**AIM OF THE EXERCISE:** Restate all of the records below exactly. Do not carry over any image.

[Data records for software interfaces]

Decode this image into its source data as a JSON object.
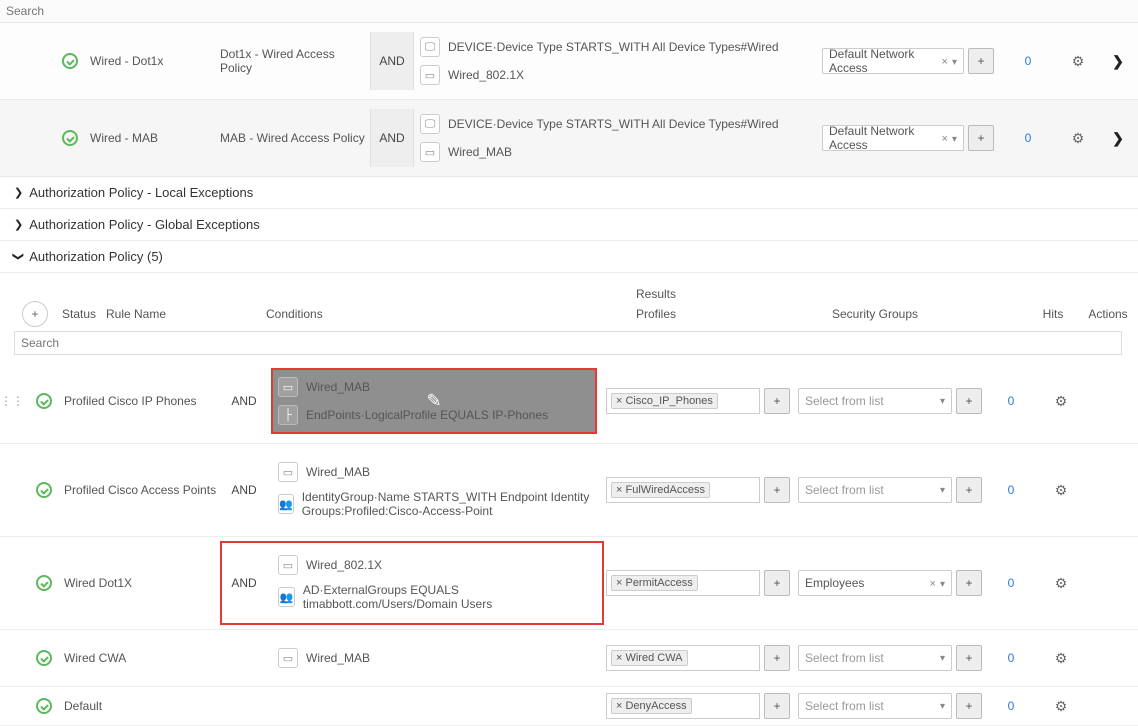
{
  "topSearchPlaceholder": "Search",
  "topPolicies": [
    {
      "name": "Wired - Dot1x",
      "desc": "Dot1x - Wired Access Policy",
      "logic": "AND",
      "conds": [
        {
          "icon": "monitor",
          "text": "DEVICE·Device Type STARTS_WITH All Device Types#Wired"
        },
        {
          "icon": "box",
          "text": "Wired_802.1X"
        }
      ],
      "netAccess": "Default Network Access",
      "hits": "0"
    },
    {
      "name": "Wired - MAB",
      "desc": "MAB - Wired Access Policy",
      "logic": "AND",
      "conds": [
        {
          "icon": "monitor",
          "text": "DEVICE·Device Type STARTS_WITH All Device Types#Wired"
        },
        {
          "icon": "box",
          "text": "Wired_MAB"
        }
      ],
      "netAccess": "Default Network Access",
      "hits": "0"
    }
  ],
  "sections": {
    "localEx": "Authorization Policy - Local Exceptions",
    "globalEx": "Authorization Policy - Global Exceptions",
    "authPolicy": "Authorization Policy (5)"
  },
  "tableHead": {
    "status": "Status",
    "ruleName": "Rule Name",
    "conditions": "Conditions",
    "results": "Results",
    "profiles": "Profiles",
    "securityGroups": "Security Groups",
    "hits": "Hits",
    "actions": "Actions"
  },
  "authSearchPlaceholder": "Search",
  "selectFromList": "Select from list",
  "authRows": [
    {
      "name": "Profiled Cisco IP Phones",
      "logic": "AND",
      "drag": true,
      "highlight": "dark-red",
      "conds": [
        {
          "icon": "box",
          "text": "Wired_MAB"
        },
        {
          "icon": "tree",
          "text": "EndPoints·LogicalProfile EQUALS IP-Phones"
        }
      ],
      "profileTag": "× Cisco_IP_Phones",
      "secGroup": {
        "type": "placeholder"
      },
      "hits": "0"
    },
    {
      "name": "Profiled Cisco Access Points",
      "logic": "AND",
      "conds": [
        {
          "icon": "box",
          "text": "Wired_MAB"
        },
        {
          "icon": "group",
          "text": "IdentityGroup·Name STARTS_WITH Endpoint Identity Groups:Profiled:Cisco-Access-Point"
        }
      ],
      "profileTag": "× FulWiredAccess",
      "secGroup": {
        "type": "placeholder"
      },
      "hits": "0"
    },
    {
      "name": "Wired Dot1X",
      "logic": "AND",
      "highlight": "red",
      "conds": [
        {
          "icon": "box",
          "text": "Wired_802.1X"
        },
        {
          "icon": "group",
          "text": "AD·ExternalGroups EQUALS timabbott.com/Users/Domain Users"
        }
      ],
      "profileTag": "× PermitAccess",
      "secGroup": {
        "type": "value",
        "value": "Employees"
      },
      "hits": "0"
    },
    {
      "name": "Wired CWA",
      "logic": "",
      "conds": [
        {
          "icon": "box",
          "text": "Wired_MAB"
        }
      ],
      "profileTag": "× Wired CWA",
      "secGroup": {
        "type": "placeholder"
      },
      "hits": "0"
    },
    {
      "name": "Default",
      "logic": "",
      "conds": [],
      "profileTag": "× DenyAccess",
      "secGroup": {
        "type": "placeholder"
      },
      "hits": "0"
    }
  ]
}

**PROBLEM SOLUTION:**
Decode this image into its source data as a JSON object.
{
  "topSearchPlaceholder": "Search",
  "topPolicies": [
    {
      "name": "Wired - Dot1x",
      "desc": "Dot1x - Wired Access Policy",
      "logic": "AND",
      "conds": [
        {
          "icon": "monitor",
          "text": "DEVICE·Device Type STARTS_WITH All Device Types#Wired"
        },
        {
          "icon": "box",
          "text": "Wired_802.1X"
        }
      ],
      "netAccess": "Default Network Access",
      "hits": "0"
    },
    {
      "name": "Wired - MAB",
      "desc": "MAB - Wired Access Policy",
      "logic": "AND",
      "conds": [
        {
          "icon": "monitor",
          "text": "DEVICE·Device Type STARTS_WITH All Device Types#Wired"
        },
        {
          "icon": "box",
          "text": "Wired_MAB"
        }
      ],
      "netAccess": "Default Network Access",
      "hits": "0"
    }
  ],
  "sections": {
    "localEx": "Authorization Policy - Local Exceptions",
    "globalEx": "Authorization Policy - Global Exceptions",
    "authPolicy": "Authorization Policy (5)"
  },
  "tableHead": {
    "status": "Status",
    "ruleName": "Rule Name",
    "conditions": "Conditions",
    "results": "Results",
    "profiles": "Profiles",
    "securityGroups": "Security Groups",
    "hits": "Hits",
    "actions": "Actions"
  },
  "authSearchPlaceholder": "Search",
  "selectFromList": "Select from list",
  "authRows": [
    {
      "name": "Profiled Cisco IP Phones",
      "logic": "AND",
      "drag": true,
      "highlight": "dark-red",
      "conds": [
        {
          "icon": "box",
          "text": "Wired_MAB"
        },
        {
          "icon": "tree",
          "text": "EndPoints·LogicalProfile EQUALS IP-Phones"
        }
      ],
      "profileTag": "× Cisco_IP_Phones",
      "secGroup": {
        "type": "placeholder"
      },
      "hits": "0"
    },
    {
      "name": "Profiled Cisco Access Points",
      "logic": "AND",
      "conds": [
        {
          "icon": "box",
          "text": "Wired_MAB"
        },
        {
          "icon": "group",
          "text": "IdentityGroup·Name STARTS_WITH Endpoint Identity Groups:Profiled:Cisco-Access-Point"
        }
      ],
      "profileTag": "× FulWiredAccess",
      "secGroup": {
        "type": "placeholder"
      },
      "hits": "0"
    },
    {
      "name": "Wired Dot1X",
      "logic": "AND",
      "highlight": "red",
      "conds": [
        {
          "icon": "box",
          "text": "Wired_802.1X"
        },
        {
          "icon": "group",
          "text": "AD·ExternalGroups EQUALS timabbott.com/Users/Domain Users"
        }
      ],
      "profileTag": "× PermitAccess",
      "secGroup": {
        "type": "value",
        "value": "Employees"
      },
      "hits": "0"
    },
    {
      "name": "Wired CWA",
      "logic": "",
      "conds": [
        {
          "icon": "box",
          "text": "Wired_MAB"
        }
      ],
      "profileTag": "× Wired CWA",
      "secGroup": {
        "type": "placeholder"
      },
      "hits": "0"
    },
    {
      "name": "Default",
      "logic": "",
      "conds": [],
      "profileTag": "× DenyAccess",
      "secGroup": {
        "type": "placeholder"
      },
      "hits": "0"
    }
  ]
}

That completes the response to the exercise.